**Task instructions**
Report all lines of the data below that hold the word "true".
━━━━━━━━━━━━━━━━━━━━━━━━━━━━━━
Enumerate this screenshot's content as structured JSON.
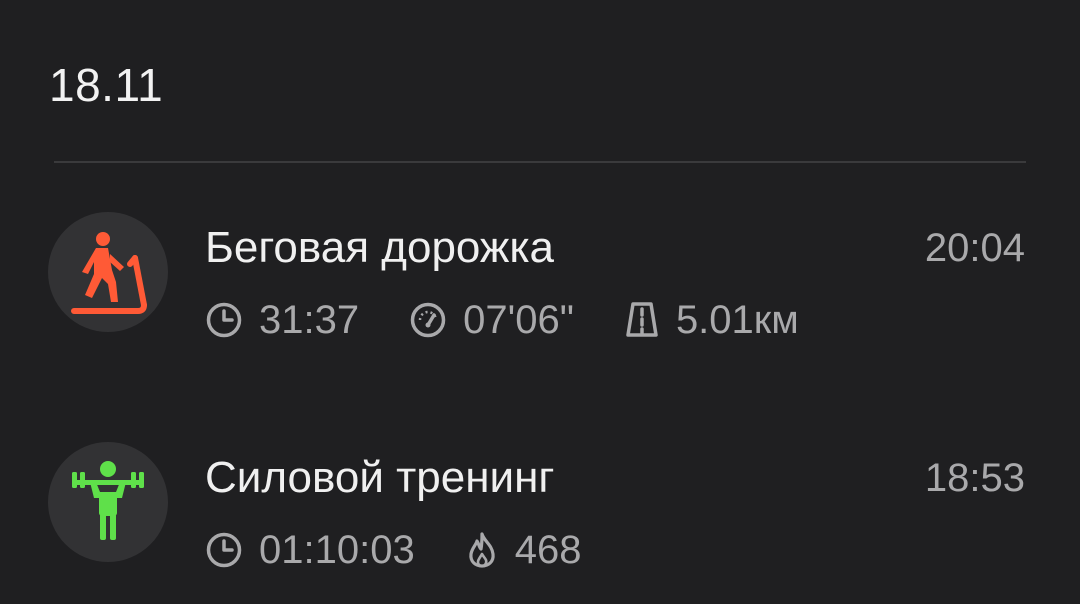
{
  "date_header": "18.11",
  "colors": {
    "background": "#1f1f21",
    "icon_bg": "#323234",
    "treadmill_accent": "#ff5a36",
    "strength_accent": "#5fe04a",
    "secondary_text": "#a9a9ab"
  },
  "workouts": [
    {
      "icon": "treadmill-icon",
      "title": "Беговая дорожка",
      "time": "20:04",
      "stats": [
        {
          "icon": "clock-icon",
          "value": "31:37"
        },
        {
          "icon": "speedometer-icon",
          "value": "07'06\""
        },
        {
          "icon": "road-icon",
          "value": "5.01км"
        }
      ]
    },
    {
      "icon": "weightlifting-icon",
      "title": "Силовой тренинг",
      "time": "18:53",
      "stats": [
        {
          "icon": "clock-icon",
          "value": "01:10:03"
        },
        {
          "icon": "flame-icon",
          "value": "468"
        }
      ]
    }
  ]
}
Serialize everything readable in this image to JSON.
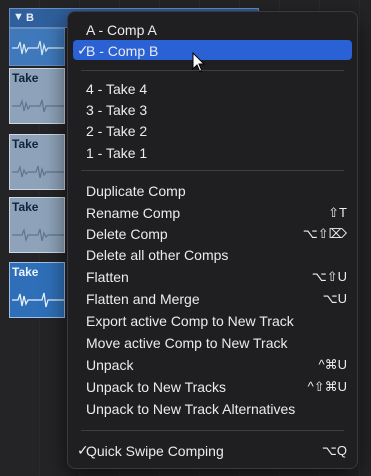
{
  "background": {
    "folder_label": "B",
    "take_labels": [
      "Take",
      "Take",
      "Take",
      "Take"
    ]
  },
  "menu": {
    "comps": [
      {
        "label": "A - Comp A",
        "checked": false,
        "selected": false
      },
      {
        "label": "B - Comp B",
        "checked": true,
        "selected": true
      }
    ],
    "takes": [
      {
        "label": "4 - Take 4"
      },
      {
        "label": "3 - Take 3"
      },
      {
        "label": "2 - Take 2"
      },
      {
        "label": "1 - Take 1"
      }
    ],
    "actions": [
      {
        "label": "Duplicate Comp",
        "shortcut": ""
      },
      {
        "label": "Rename Comp",
        "shortcut": "⇧T"
      },
      {
        "label": "Delete Comp",
        "shortcut": "⌥⇧⌦"
      },
      {
        "label": "Delete all other Comps",
        "shortcut": ""
      },
      {
        "label": "Flatten",
        "shortcut": "⌥⇧U"
      },
      {
        "label": "Flatten and Merge",
        "shortcut": "⌥U"
      },
      {
        "label": "Export active Comp to New Track",
        "shortcut": ""
      },
      {
        "label": "Move active Comp to New Track",
        "shortcut": ""
      },
      {
        "label": "Unpack",
        "shortcut": "^⌘U"
      },
      {
        "label": "Unpack to New Tracks",
        "shortcut": "^⇧⌘U"
      },
      {
        "label": "Unpack to New Track Alternatives",
        "shortcut": ""
      }
    ],
    "quick_swipe": {
      "label": "Quick Swipe Comping",
      "shortcut": "⌥Q",
      "checked": true
    },
    "check_glyph": "✓"
  },
  "colors": {
    "selection": "#2a62d6",
    "menu_bg": "#1f1f21",
    "take_region": "#8ea3b9",
    "active_take": "#2f6fb8"
  }
}
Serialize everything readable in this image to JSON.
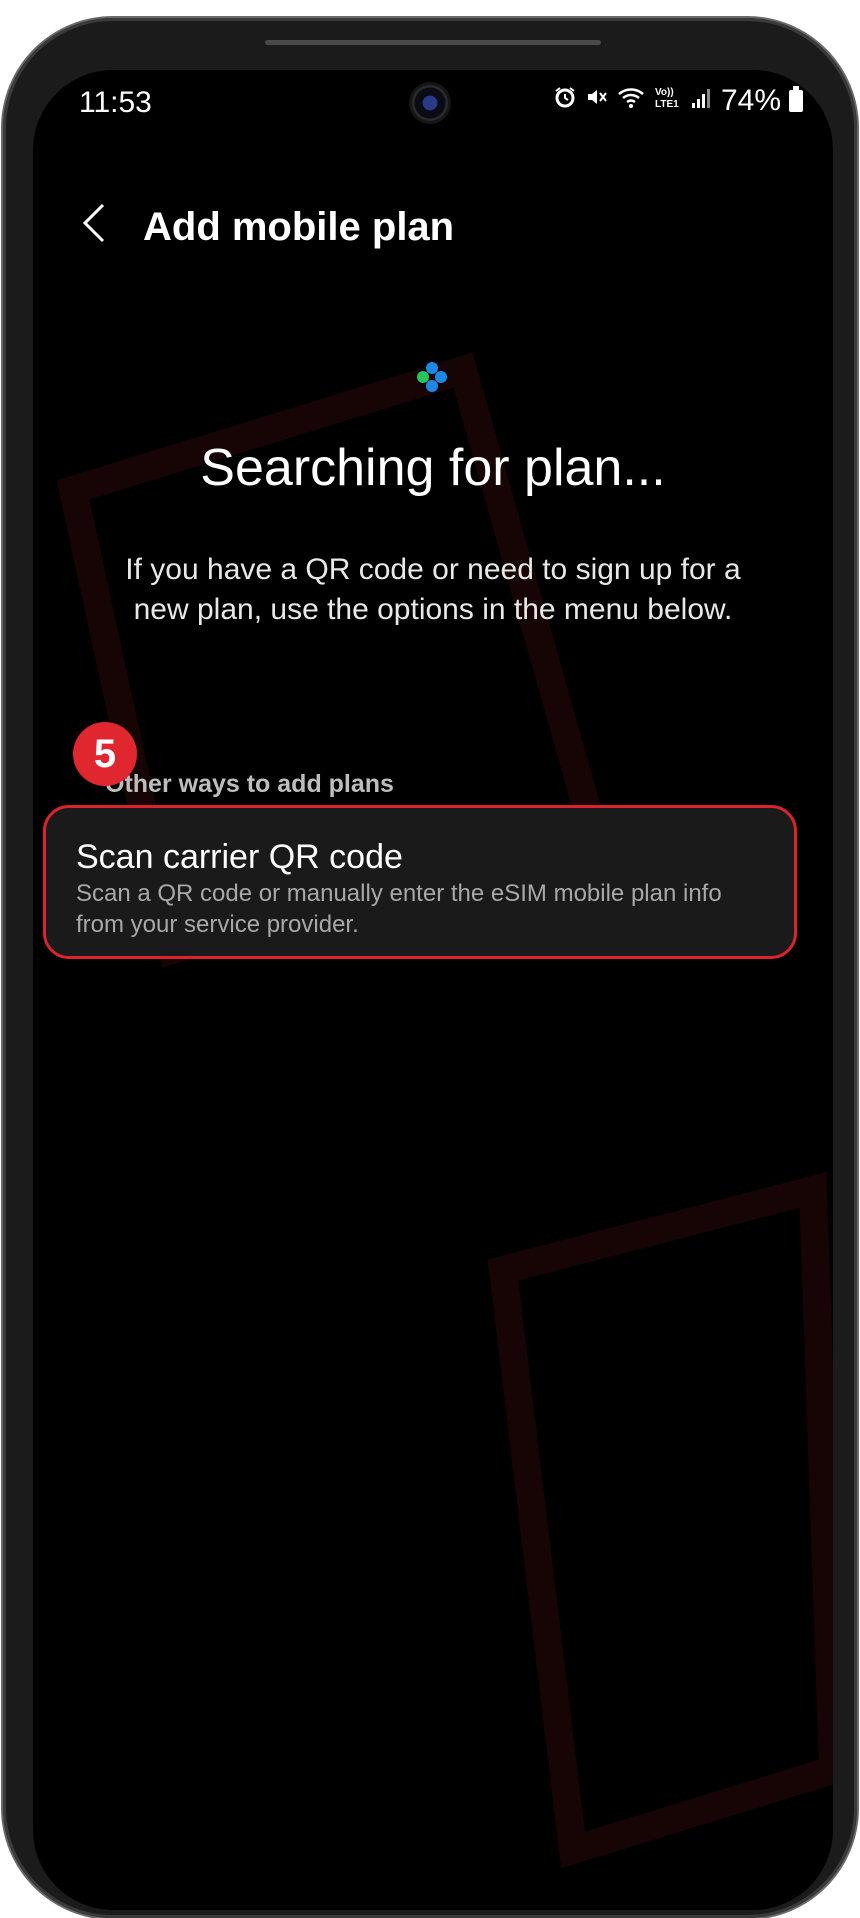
{
  "status_bar": {
    "time": "11:53",
    "icons": [
      "alarm-icon",
      "mute-icon",
      "wifi-icon",
      "volte-icon",
      "signal-icon"
    ],
    "volte_label": "Vo))\nLTE1",
    "battery_percent": "74%"
  },
  "header": {
    "back_icon": "chevron-left-icon",
    "title": "Add mobile plan"
  },
  "main": {
    "heading": "Searching for plan...",
    "description": "If you have a QR code or need to sign up for a new plan, use the options in the menu below."
  },
  "step_badge": "5",
  "section": {
    "label": "Other ways to add plans",
    "items": [
      {
        "title": "Scan carrier QR code",
        "subtitle": "Scan a QR code or manually enter the eSIM mobile plan info from your service provider."
      }
    ]
  },
  "colors": {
    "accent_red": "#e0262e",
    "screen_bg": "#000000",
    "spinner_blue": "#1e88e5",
    "spinner_green": "#22c55e"
  }
}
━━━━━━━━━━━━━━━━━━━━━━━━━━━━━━
**Answer space**
        "checked": true,
        "selected": true
      "checked": true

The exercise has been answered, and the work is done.